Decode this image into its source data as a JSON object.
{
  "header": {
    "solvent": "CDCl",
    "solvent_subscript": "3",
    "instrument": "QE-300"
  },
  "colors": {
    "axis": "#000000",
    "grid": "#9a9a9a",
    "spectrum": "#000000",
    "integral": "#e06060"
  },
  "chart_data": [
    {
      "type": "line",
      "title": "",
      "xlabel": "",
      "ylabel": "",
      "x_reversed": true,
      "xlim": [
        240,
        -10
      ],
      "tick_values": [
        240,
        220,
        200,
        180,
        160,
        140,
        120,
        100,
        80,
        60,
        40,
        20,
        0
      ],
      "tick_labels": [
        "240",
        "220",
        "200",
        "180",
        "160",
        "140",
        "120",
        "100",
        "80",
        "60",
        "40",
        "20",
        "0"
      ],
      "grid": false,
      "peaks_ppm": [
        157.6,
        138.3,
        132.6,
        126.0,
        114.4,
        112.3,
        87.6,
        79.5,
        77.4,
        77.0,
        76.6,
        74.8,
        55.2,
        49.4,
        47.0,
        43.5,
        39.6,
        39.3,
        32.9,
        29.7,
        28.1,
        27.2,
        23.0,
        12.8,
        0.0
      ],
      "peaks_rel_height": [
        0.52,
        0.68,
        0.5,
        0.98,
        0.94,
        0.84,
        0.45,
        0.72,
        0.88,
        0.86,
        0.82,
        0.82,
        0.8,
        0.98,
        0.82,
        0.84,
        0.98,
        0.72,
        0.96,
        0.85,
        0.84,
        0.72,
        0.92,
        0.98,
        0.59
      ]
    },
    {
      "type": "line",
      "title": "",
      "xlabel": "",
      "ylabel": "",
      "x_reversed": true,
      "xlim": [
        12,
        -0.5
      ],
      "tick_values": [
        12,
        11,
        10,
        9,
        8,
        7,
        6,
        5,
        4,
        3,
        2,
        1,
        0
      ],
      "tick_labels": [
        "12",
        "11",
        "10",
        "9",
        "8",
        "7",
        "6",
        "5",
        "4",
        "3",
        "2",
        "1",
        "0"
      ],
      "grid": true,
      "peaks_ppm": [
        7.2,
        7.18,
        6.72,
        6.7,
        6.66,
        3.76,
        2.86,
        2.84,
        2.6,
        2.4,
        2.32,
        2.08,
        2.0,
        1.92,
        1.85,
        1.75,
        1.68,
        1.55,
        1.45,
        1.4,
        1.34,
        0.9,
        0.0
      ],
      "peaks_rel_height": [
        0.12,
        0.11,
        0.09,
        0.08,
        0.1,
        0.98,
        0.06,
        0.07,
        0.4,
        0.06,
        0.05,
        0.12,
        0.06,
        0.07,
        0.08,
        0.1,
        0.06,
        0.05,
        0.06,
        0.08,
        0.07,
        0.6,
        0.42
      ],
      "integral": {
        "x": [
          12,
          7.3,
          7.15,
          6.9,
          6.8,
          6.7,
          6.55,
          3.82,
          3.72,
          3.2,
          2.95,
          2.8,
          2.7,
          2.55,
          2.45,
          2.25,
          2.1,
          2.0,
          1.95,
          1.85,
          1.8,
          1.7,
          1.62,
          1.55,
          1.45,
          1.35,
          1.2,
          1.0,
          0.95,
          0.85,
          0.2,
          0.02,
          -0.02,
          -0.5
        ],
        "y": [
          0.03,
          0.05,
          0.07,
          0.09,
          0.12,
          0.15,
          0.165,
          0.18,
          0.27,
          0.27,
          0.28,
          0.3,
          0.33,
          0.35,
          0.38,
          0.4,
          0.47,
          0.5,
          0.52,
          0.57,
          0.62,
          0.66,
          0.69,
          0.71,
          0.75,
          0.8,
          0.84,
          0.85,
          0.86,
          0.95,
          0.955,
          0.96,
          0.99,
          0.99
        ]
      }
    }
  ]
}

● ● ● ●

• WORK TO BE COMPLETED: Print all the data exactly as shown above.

• EXERCISE RESULT:
Decode this image into its source data as a JSON object.
{
  "header": {
    "solvent": "CDCl",
    "solvent_subscript": "3",
    "instrument": "QE-300"
  },
  "colors": {
    "axis": "#000000",
    "grid": "#9a9a9a",
    "spectrum": "#000000",
    "integral": "#e06060"
  },
  "chart_data": [
    {
      "type": "line",
      "title": "",
      "xlabel": "",
      "ylabel": "",
      "x_reversed": true,
      "xlim": [
        240,
        -10
      ],
      "tick_values": [
        240,
        220,
        200,
        180,
        160,
        140,
        120,
        100,
        80,
        60,
        40,
        20,
        0
      ],
      "tick_labels": [
        "240",
        "220",
        "200",
        "180",
        "160",
        "140",
        "120",
        "100",
        "80",
        "60",
        "40",
        "20",
        "0"
      ],
      "grid": false,
      "peaks_ppm": [
        157.6,
        138.3,
        132.6,
        126.0,
        114.4,
        112.3,
        87.6,
        79.5,
        77.4,
        77.0,
        76.6,
        74.8,
        55.2,
        49.4,
        47.0,
        43.5,
        39.6,
        39.3,
        32.9,
        29.7,
        28.1,
        27.2,
        23.0,
        12.8,
        0.0
      ],
      "peaks_rel_height": [
        0.52,
        0.68,
        0.5,
        0.98,
        0.94,
        0.84,
        0.45,
        0.72,
        0.88,
        0.86,
        0.82,
        0.82,
        0.8,
        0.98,
        0.82,
        0.84,
        0.98,
        0.72,
        0.96,
        0.85,
        0.84,
        0.72,
        0.92,
        0.98,
        0.59
      ]
    },
    {
      "type": "line",
      "title": "",
      "xlabel": "",
      "ylabel": "",
      "x_reversed": true,
      "xlim": [
        12,
        -0.5
      ],
      "tick_values": [
        12,
        11,
        10,
        9,
        8,
        7,
        6,
        5,
        4,
        3,
        2,
        1,
        0
      ],
      "tick_labels": [
        "12",
        "11",
        "10",
        "9",
        "8",
        "7",
        "6",
        "5",
        "4",
        "3",
        "2",
        "1",
        "0"
      ],
      "grid": true,
      "peaks_ppm": [
        7.2,
        7.18,
        6.72,
        6.7,
        6.66,
        3.76,
        2.86,
        2.84,
        2.6,
        2.4,
        2.32,
        2.08,
        2.0,
        1.92,
        1.85,
        1.75,
        1.68,
        1.55,
        1.45,
        1.4,
        1.34,
        0.9,
        0.0
      ],
      "peaks_rel_height": [
        0.12,
        0.11,
        0.09,
        0.08,
        0.1,
        0.98,
        0.06,
        0.07,
        0.4,
        0.06,
        0.05,
        0.12,
        0.06,
        0.07,
        0.08,
        0.1,
        0.06,
        0.05,
        0.06,
        0.08,
        0.07,
        0.6,
        0.42
      ],
      "integral": {
        "x": [
          12,
          7.3,
          7.15,
          6.9,
          6.8,
          6.7,
          6.55,
          3.82,
          3.72,
          3.2,
          2.95,
          2.8,
          2.7,
          2.55,
          2.45,
          2.25,
          2.1,
          2.0,
          1.95,
          1.85,
          1.8,
          1.7,
          1.62,
          1.55,
          1.45,
          1.35,
          1.2,
          1.0,
          0.95,
          0.85,
          0.2,
          0.02,
          -0.02,
          -0.5
        ],
        "y": [
          0.03,
          0.05,
          0.07,
          0.09,
          0.12,
          0.15,
          0.165,
          0.18,
          0.27,
          0.27,
          0.28,
          0.3,
          0.33,
          0.35,
          0.38,
          0.4,
          0.47,
          0.5,
          0.52,
          0.57,
          0.62,
          0.66,
          0.69,
          0.71,
          0.75,
          0.8,
          0.84,
          0.85,
          0.86,
          0.95,
          0.955,
          0.96,
          0.99,
          0.99
        ]
      }
    }
  ]
}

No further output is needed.